Originally posted by Grumble
reply to post by AlreadyGone
This has been going on for a long, long time. Globalization has indeed made the average American feel not quite so bad off (the Walmart effect), but even that is now changing. The truth is that in real terms, I make 1/4 of what my father made at the same age. But he didn't have HDTV, computers, and cheap goods from China, so looking back at his life, he didn't seem richer than me.
Originally posted by LittleBlackEagle
great article came out yesterday for anyone that didn't get a chance to view it.
Infinite quantitative easing (QE3) now initiated; the final chapter of America's financial blowout has begun
Steal from the poor to give to the rich
Quantitative easing, you see, is essentially the Federal Reserve creating money and then handing it to the richest banks. Meanwhile, all that new money floating around erodes the value of the dollars in the hands of the working taxpayers. So their grocery bills go up. Their fuel costs go up. Their daycare costs increase and their utility bills creep ever skyward.
But the rich banksters are simultaneously rolling in FREE Fed cash, and instead of actually lending this money out and doing something useful with it, they crank up their own executive bonuses to make sure they get paid while the rest of the economy crumbles.
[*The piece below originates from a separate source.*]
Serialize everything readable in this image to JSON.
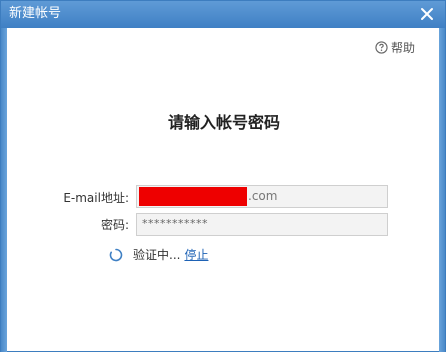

And why? It's simple: Because people are crooks, and if they get handed $40 billion a month in free money, they're just going to grin and say, "How can we get MORE?"
That's the credo of the banks: MORE!
that's just a snippet from it but i think it really hits home with how the author lays it out in easy to understand laymen's terms.
edit on 17-9-2012 by LittleBlackEagle because: (no reason given)
Originally posted by HIWATTHe may not have seemed richer than you are now but really, he was far far more wealthy.
There weren't all those things of no value you mentioned for him to waste money on. Instead his attention was placed in things that DID have value: YOU (family)
It's not surprising the way it's all turning out.
"the high cost of low price", indeed
Originally posted by benrl
We need to follow Icelands example.
Start arresting bankers, starting with the FED.